My Thoughts on: Pokémon 4Ever- Celebi – Voice of the Forest (2001)

My Thoughts on: Pokémon: Jirachi—Wish Maker (2003)

My Thoughts on: Pokémon Ranger and the Temple of the Sea (2006)

My Thoughts on: Pokémon: Detective Pikachu (2019)

Animated Film Reviews

Become a patron of the blog at: patreon.com/musicgamer460

Check out the YouTube channel (and consider hitting the subscribe button)

Don’t forget to like Film Music Central on Facebook

 

Star Wars: The Force Awakens “Rey’s Theme” (2015)

This is my honest opinion: if you try to tell me there are no great musical themes in Star Wars: The Force Awakens, then you haven’t been paying attention, because John Williams introduces a beautiful, original theme relatively early in the film. This is “Rey’s Theme” and it comes when, you guessed it, we first meet Rey living as a scavenger on Jakku.

 

The theme starts as Rey is leaving the ruins of the crashed Star Destroyer, having finished her work for the day. It starts off with a bit of whimsy, a soft chiming melody that soon grows into a flowing theme with the strings and woodwinds. This melody tells us several things: that Rey is young and idealistic (much as Luke Skywalker was many years ago), but also that she has her own inner strength even before she starts to use the Force. The former is heard in the opening part of the theme, and the inner strength is revealed when the strings come in, pushing the theme to new heights.

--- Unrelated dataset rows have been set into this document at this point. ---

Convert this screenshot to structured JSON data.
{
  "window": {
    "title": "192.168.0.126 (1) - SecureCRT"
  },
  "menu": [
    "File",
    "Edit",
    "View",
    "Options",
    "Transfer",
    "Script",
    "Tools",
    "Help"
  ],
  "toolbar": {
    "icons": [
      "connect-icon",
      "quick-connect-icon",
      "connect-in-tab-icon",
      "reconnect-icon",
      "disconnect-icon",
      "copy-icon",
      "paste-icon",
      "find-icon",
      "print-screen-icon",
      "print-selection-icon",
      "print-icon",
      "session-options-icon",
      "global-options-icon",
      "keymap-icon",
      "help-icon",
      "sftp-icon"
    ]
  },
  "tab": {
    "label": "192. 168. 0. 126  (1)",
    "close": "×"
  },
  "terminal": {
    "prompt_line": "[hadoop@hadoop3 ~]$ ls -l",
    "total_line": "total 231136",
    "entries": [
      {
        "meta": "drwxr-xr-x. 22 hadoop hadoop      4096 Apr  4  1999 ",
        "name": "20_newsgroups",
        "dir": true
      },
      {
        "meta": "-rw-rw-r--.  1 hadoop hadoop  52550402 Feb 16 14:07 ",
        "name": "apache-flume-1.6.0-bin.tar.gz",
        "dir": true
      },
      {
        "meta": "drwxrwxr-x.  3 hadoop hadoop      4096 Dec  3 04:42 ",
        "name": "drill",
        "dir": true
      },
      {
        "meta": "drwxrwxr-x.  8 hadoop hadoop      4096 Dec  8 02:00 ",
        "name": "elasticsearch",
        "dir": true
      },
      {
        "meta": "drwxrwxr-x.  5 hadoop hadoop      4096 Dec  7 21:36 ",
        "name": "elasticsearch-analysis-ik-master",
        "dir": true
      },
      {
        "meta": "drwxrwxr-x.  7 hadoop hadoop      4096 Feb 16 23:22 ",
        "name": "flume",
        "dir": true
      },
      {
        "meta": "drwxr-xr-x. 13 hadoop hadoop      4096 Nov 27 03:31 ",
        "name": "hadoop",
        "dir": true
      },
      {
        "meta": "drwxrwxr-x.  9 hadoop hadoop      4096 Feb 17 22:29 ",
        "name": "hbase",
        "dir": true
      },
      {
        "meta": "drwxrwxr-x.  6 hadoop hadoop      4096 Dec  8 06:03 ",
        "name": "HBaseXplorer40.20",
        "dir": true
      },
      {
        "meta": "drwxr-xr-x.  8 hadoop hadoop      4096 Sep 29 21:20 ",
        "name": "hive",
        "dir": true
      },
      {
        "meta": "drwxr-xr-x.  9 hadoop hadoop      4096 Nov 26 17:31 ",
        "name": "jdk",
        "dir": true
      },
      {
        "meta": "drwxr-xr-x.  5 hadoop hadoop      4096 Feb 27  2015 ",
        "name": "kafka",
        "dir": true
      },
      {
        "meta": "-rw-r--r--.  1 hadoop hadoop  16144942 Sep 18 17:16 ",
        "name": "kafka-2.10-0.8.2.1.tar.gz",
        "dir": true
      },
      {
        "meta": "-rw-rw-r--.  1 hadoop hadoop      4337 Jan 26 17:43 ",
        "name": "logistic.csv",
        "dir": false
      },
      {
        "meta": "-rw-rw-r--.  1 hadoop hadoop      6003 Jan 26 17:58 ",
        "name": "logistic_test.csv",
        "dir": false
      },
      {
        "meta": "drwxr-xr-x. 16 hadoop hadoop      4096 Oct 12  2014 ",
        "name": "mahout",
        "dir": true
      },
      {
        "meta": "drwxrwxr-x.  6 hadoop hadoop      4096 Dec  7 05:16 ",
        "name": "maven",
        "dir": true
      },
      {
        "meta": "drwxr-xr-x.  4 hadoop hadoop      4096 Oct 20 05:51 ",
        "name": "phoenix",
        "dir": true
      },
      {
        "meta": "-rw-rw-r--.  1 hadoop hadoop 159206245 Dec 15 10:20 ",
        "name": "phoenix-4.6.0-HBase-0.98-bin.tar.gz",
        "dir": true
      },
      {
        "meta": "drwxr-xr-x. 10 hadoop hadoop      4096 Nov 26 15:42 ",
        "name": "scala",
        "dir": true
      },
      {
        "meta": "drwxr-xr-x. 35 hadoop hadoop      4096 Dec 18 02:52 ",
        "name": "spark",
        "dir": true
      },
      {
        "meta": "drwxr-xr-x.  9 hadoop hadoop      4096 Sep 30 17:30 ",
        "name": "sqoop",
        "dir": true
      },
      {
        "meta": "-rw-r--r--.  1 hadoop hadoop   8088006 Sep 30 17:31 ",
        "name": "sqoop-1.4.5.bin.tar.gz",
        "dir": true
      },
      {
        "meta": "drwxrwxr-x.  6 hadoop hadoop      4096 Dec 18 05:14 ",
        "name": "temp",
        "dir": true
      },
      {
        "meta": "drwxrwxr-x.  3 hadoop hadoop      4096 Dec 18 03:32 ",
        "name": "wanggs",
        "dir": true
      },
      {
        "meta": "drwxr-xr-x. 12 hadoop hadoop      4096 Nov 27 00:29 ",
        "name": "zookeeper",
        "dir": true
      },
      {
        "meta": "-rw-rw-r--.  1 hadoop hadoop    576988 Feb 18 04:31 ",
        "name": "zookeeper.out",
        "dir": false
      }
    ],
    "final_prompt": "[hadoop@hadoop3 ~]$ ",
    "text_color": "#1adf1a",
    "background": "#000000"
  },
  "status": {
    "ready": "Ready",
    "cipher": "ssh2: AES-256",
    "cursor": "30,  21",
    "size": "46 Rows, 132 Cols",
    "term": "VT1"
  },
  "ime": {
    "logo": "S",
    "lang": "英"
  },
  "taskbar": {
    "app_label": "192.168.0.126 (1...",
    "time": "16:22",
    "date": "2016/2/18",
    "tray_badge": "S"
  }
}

This original version of “Rey’s Theme” lays the foundation for several melodies to come in the sequel trilogy, particularly in The Rise of Skywalker. Williams will put this melody through several variations, altering it to meet Rey’s changing circumstances as the story progresses.

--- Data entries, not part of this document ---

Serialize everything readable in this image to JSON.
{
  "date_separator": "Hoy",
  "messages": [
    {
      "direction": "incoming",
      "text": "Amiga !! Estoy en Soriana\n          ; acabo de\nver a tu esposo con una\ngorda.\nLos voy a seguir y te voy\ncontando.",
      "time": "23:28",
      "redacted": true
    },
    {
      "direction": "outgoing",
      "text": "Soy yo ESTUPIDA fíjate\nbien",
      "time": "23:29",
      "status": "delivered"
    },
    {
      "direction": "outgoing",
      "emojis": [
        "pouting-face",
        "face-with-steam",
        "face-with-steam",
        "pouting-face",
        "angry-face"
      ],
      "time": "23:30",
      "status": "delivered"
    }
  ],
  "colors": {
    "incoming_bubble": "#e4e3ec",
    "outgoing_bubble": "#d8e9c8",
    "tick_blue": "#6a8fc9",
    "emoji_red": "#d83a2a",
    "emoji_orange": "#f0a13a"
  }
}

As a musical introduction to one of the most pivotal characters of the sequel trilogy, “Rey’s Theme” performs its purpose beautifully. This theme deserves to be remembered just as much as “The Force Theme”, “The Imperial March”, “Duel of the Fates” and any other classic Star Wars theme. For me, this theme is clear proof that John Williams is just as talented as ever when it comes to creating memorable film music themes.

I hope you enjoy listening to “Rey’s Theme” as originally heard in Star Wars: The Force Awakens, let me know what you think about it in the comments below and have a great day!

See also:

Star Wars: The Force Awakens “Kylo Ren’s Theme” (2015)

Star Wars: The Force Awakens “March of the Resistance” (2015)

Star Wars: The Last Jedi “The Spark” (2017)

Star Wars: The Rise of Skywalker “Kylo Ren’s Theme (Redeemed Version)” (2019)

Film Soundtracks A-W

Become a Patron of the blog at patreon.com/musicgamer460

Check out the YouTube channel (and consider hitting the subscribe button)

Don’t forget to like Film Music Central on Facebook 🙂